Before the railroad's thin lines of steel bit their way up through the wilderness, Athabasca Landing was the picturesque threshold over which one must step who would enter into the mystery and adventure of the great white North. It is still Iskwatam—the "door" which opens to the lower reaches of the Athabasca, the Slave, and the Mackenzie. It is somewhat difficult to find on the map, yet it is there, because its history is written in more than a hundred and forty years of romance and tragedy and adventure in the lives of men, and is not easily forgotten. Over the old trail it was about a hundred and fifty miles north of Edmonton. The railroad has brought it nearer to that base of civilization, but beyond it the wilderness still howls as it has howled for a thousand years, and the waters of a continent flow north and into the Arctic Ocean. It is possible that the beautiful dream of the real-estate dealers may come true, for the most avid of all the sportsmen of the earth, the money-hunters, have come up on the bumpy railroad that sometimes lights its sleeping cars with lanterns, and with them have come typewriters, and stenographers, and the art of printing advertisements, and the Golden Rule of those who sell handfuls of earth to hopeful purchasers thousands of miles away—"Do others as they would do you." And with it, too, has come the legitimate business of barter and trade, with eyes on all that treasure of the North which lies between the Grand Rapids of the Athabasca and the edge of the polar sea. But still more beautiful than the dream of fortunes quickly made is the deep-forest superstition that the spirits of the wilderness dead move onward as steam and steel advance, and if this is so, the ghosts of a thousand Pierres and Jacquelines have risen uneasily from their graves at Athabasca Landing, hunting a new quiet farther north.
For it was Pierre and Jacqueline, Henri and Marie, Jacques and his Jeanne, whose brown hands for a hundred and forty years opened and closed this door. And those hands still master a savage world for two thousand miles north of that threshold of Athabasca Landing. South of it a wheezy engine drags up the freight that came not so many months ago by boat.

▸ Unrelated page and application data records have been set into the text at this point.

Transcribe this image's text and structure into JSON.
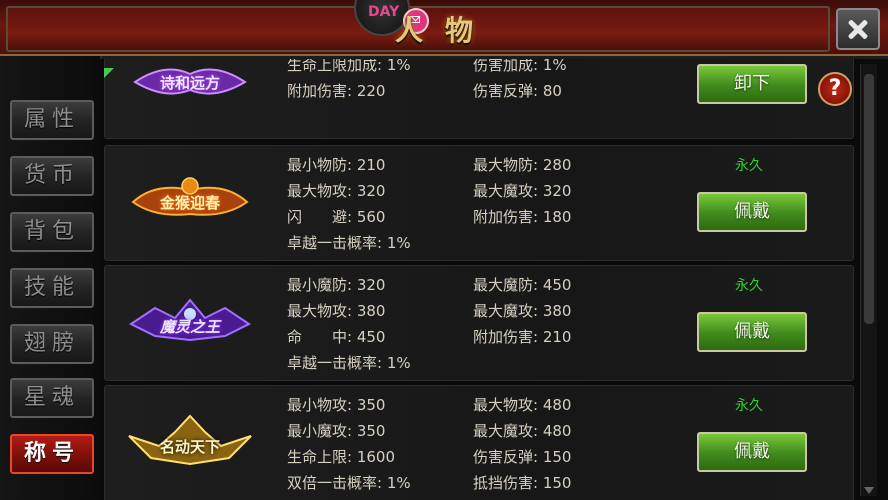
{
  "header": {
    "title": "人物",
    "avatar_text": "DAY"
  },
  "sidebar": {
    "tabs": [
      {
        "label": "属性",
        "active": false
      },
      {
        "label": "货币",
        "active": false
      },
      {
        "label": "背包",
        "active": false
      },
      {
        "label": "技能",
        "active": false
      },
      {
        "label": "翅膀",
        "active": false
      },
      {
        "label": "星魂",
        "active": false
      },
      {
        "label": "称号",
        "active": true
      }
    ]
  },
  "help_label": "?",
  "titles": [
    {
      "emblem_text": "诗和远方",
      "stats_left": [
        "生命上限加成: 1%",
        "附加伤害: 220"
      ],
      "stats_right": [
        "伤害加成: 1%",
        "伤害反弹: 80"
      ],
      "duration": "",
      "button": "卸下"
    },
    {
      "emblem_text": "金猴迎春",
      "stats_left": [
        "最小物防: 210",
        "最大物攻: 320",
        "闪　　避: 560",
        "卓越一击概率: 1%"
      ],
      "stats_right": [
        "最大物防: 280",
        "最大魔攻: 320",
        "附加伤害: 180"
      ],
      "duration": "永久",
      "button": "佩戴"
    },
    {
      "emblem_text": "魔灵之王",
      "stats_left": [
        "最小魔防: 320",
        "最大物攻: 380",
        "命　　中: 450",
        "卓越一击概率: 1%"
      ],
      "stats_right": [
        "最大魔防: 450",
        "最大魔攻: 380",
        "附加伤害: 210"
      ],
      "duration": "永久",
      "button": "佩戴"
    },
    {
      "emblem_text": "名动天下",
      "stats_left": [
        "最小物攻: 350",
        "最小魔攻: 350",
        "生命上限: 1600",
        "双倍一击概率: 1%"
      ],
      "stats_right": [
        "最大物攻: 480",
        "最大魔攻: 480",
        "伤害反弹: 150",
        "抵挡伤害: 150"
      ],
      "duration": "永久",
      "button": "佩戴"
    }
  ],
  "colors": {
    "accent_red": "#b41a14",
    "button_green": "#3f8a1c",
    "duration_green": "#2ed02e",
    "gold": "#e8c878"
  }
}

It is over this threshold that the dark eyes of Pierre and Jacqueline, Henri and Marie, Jacques and his Jeanne, look into the blue and the gray and the sometimes watery ones of a destroying civilization. And